Segment Open
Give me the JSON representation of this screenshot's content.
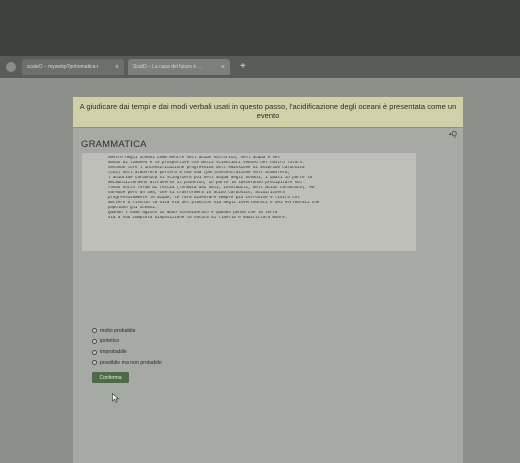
{
  "browser": {
    "tabs": [
      {
        "title": "scaleO – mywebp?pnhomatica-i",
        "close": "×",
        "active": false
      },
      {
        "title": "ScalO – La casa del futuro è …",
        "close": "×",
        "active": true
      }
    ],
    "new_tab": "+"
  },
  "banner": {
    "prompt": "A giudicare dai tempi e dai modi verbali usati in questo passo, l'acidificazione degli oceani è presentata come un evento"
  },
  "section": {
    "title": "GRAMMATICA",
    "corner_icon_text": "Q"
  },
  "passage": {
    "lines": [
      {
        "num": "",
        "text": "Mentre negli oceani come mentre nell'acido solforico, nell'acqua e nel"
      },
      {
        "num": "",
        "text": "mondo di limones è le prospettive che molti scienziati vedono nel nostro futuro."
      },
      {
        "num": "",
        "text": "Secondo loro l'intensificazione progressiva dell'emissione di anidride carbonica"
      },
      {
        "num": "",
        "text": "(CO2) nell'atmosfera porterà a una sua (per)concentrazione nell'atmosfera,"
      },
      {
        "num": "5",
        "text": "l'anidride carbonica si scioglierà poi nell'acqua degli oceani, i quali in parte la"
      },
      {
        "num": "",
        "text": "metabolizzeranno attraverso il plancton, in parte la lasceranno precipitare sul"
      },
      {
        "num": "",
        "text": "fondo sotto forma di roccia (formata dai sali, insolubili, dell'acido carbonico). Ma"
      },
      {
        "num": "",
        "text": "sarebbe però un 30%, che si trasformerà in acido carbonico, acidificherà"
      },
      {
        "num": "",
        "text": "progressivamente le acque, le farà diventare sempre più corrosive e finirà col"
      },
      {
        "num": "10",
        "text": "mettere a rischio la vita sia del plancton sia degli invertebrati e dei vertebrati che"
      },
      {
        "num": "",
        "text": "popolano gli oceani."
      },
      {
        "num": "",
        "text": "Quando l'uomo agisce in modo sconsiderato e quando pensa che la terra"
      },
      {
        "num": "",
        "text": "sia a sua completa disposizione la natura si ribella e addirittura muore."
      }
    ]
  },
  "options": [
    {
      "label": "molto probabile"
    },
    {
      "label": "ipotetico"
    },
    {
      "label": "improbabile"
    },
    {
      "label": "possibile ma non probabile"
    }
  ],
  "confirm_label": "Conferma",
  "colors": {
    "banner_bg": "#d2d0a8",
    "content_bg": "#a7aaa4",
    "button_bg": "#4e6b48"
  }
}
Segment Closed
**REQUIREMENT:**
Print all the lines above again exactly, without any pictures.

**EXERCISE SOLUTION:**
Give me the JSON representation of this screenshot's content.
{
  "browser": {
    "tabs": [
      {
        "title": "scaleO – mywebp?pnhomatica-i",
        "close": "×",
        "active": false
      },
      {
        "title": "ScalO – La casa del futuro è …",
        "close": "×",
        "active": true
      }
    ],
    "new_tab": "+"
  },
  "banner": {
    "prompt": "A giudicare dai tempi e dai modi verbali usati in questo passo, l'acidificazione degli oceani è presentata come un evento"
  },
  "section": {
    "title": "GRAMMATICA",
    "corner_icon_text": "Q"
  },
  "passage": {
    "lines": [
      {
        "num": "",
        "text": "Mentre negli oceani come mentre nell'acido solforico, nell'acqua e nel"
      },
      {
        "num": "",
        "text": "mondo di limones è le prospettive che molti scienziati vedono nel nostro futuro."
      },
      {
        "num": "",
        "text": "Secondo loro l'intensificazione progressiva dell'emissione di anidride carbonica"
      },
      {
        "num": "",
        "text": "(CO2) nell'atmosfera porterà a una sua (per)concentrazione nell'atmosfera,"
      },
      {
        "num": "5",
        "text": "l'anidride carbonica si scioglierà poi nell'acqua degli oceani, i quali in parte la"
      },
      {
        "num": "",
        "text": "metabolizzeranno attraverso il plancton, in parte la lasceranno precipitare sul"
      },
      {
        "num": "",
        "text": "fondo sotto forma di roccia (formata dai sali, insolubili, dell'acido carbonico). Ma"
      },
      {
        "num": "",
        "text": "sarebbe però un 30%, che si trasformerà in acido carbonico, acidificherà"
      },
      {
        "num": "",
        "text": "progressivamente le acque, le farà diventare sempre più corrosive e finirà col"
      },
      {
        "num": "10",
        "text": "mettere a rischio la vita sia del plancton sia degli invertebrati e dei vertebrati che"
      },
      {
        "num": "",
        "text": "popolano gli oceani."
      },
      {
        "num": "",
        "text": "Quando l'uomo agisce in modo sconsiderato e quando pensa che la terra"
      },
      {
        "num": "",
        "text": "sia a sua completa disposizione la natura si ribella e addirittura muore."
      }
    ]
  },
  "options": [
    {
      "label": "molto probabile"
    },
    {
      "label": "ipotetico"
    },
    {
      "label": "improbabile"
    },
    {
      "label": "possibile ma non probabile"
    }
  ],
  "confirm_label": "Conferma",
  "colors": {
    "banner_bg": "#d2d0a8",
    "content_bg": "#a7aaa4",
    "button_bg": "#4e6b48"
  }
}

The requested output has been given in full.